— AIM OF THE EXERCISE —
List each line of the data in which the string "JSON" appears.

— EXTRACTED INFORMATION —
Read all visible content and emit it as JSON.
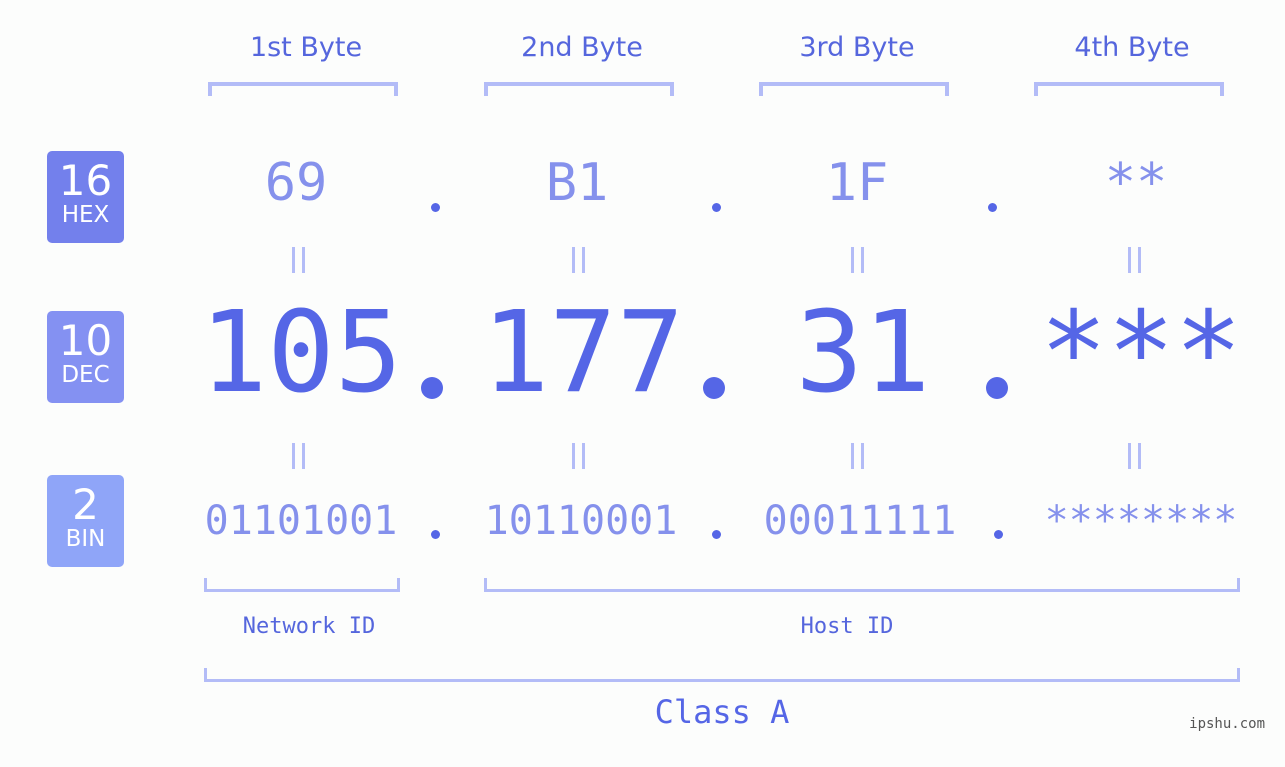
{
  "byte_headers": [
    "1st Byte",
    "2nd Byte",
    "3rd Byte",
    "4th Byte"
  ],
  "rows": {
    "hex": {
      "base": "16",
      "label": "HEX",
      "values": [
        "69",
        "B1",
        "1F",
        "**"
      ],
      "badge_color": "#7380ec"
    },
    "dec": {
      "base": "10",
      "label": "DEC",
      "values": [
        "105",
        "177",
        "31",
        "***"
      ],
      "badge_color": "#8491f2"
    },
    "bin": {
      "base": "2",
      "label": "BIN",
      "values": [
        "01101001",
        "10110001",
        "00011111",
        "********"
      ],
      "badge_color": "#8fa5f8"
    }
  },
  "separator": ".",
  "network_id_label": "Network ID",
  "host_id_label": "Host ID",
  "class_label": "Class A",
  "watermark": "ipshu.com",
  "colors": {
    "accent": "#5566e6",
    "light_text": "#8591ec",
    "bracket": "#b3bcf7",
    "background": "#fcfdfc"
  }
}
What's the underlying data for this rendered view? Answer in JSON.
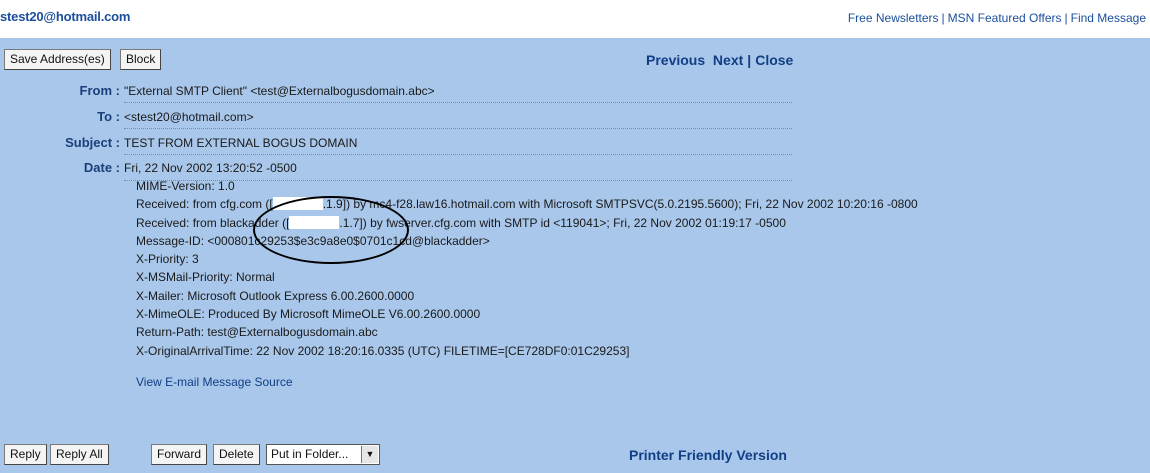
{
  "account": {
    "email": "stest20@hotmail.com"
  },
  "top_links": [
    "Free Newsletters",
    "MSN Featured Offers",
    "Find Message"
  ],
  "toolbar_top": {
    "save": "Save Address(es)",
    "block": "Block"
  },
  "nav": {
    "previous": "Previous",
    "next": "Next",
    "close": "Close"
  },
  "headers": {
    "from_label": "From :",
    "from_value": "\"External SMTP Client\" <test@Externalbogusdomain.abc>",
    "to_label": "To :",
    "to_value": "<stest20@hotmail.com>",
    "subject_label": "Subject :",
    "subject_value": "TEST FROM EXTERNAL BOGUS DOMAIN",
    "date_label": "Date :",
    "date_value": "Fri, 22 Nov 2002 13:20:52 -0500"
  },
  "raw": {
    "mime": "MIME-Version: 1.0",
    "recv1_a": "Received: from cfg.com ([",
    "recv1_b": ".1.9]) by mc4-f28.law16.hotmail.com with Microsoft SMTPSVC(5.0.2195.5600); Fri, 22 Nov 2002 10:20:16 -0800",
    "recv2_a": "Received: from blackadder ([",
    "recv2_b": ".1.7]) by fwserver.cfg.com with SMTP id <119041>; Fri, 22 Nov 2002 01:19:17 -0500",
    "msgid": "Message-ID: <000801c29253$e3c9a8e0$0701c1cd@blackadder>",
    "priority": "X-Priority: 3",
    "mspriority": "X-MSMail-Priority: Normal",
    "mailer": "X-Mailer: Microsoft Outlook Express 6.00.2600.0000",
    "mimeole": "X-MimeOLE: Produced By Microsoft MimeOLE V6.00.2600.0000",
    "return_path": "Return-Path: test@Externalbogusdomain.abc",
    "arrival": "X-OriginalArrivalTime: 22 Nov 2002 18:20:16.0335 (UTC) FILETIME=[CE728DF0:01C29253]"
  },
  "view_source": "View E-mail Message Source",
  "toolbar_bottom": {
    "reply": "Reply",
    "reply_all": "Reply All",
    "forward": "Forward",
    "delete": "Delete",
    "folder_select": "Put in Folder..."
  },
  "printer_friendly": "Printer Friendly Version",
  "colors": {
    "panel": "#a8c7ea",
    "link": "#123e86",
    "label": "#1b3f7a"
  }
}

— SOLUTION —
Read all visible content and emit it as JSON.
What's the underlying data for this rendered view? Answer in JSON.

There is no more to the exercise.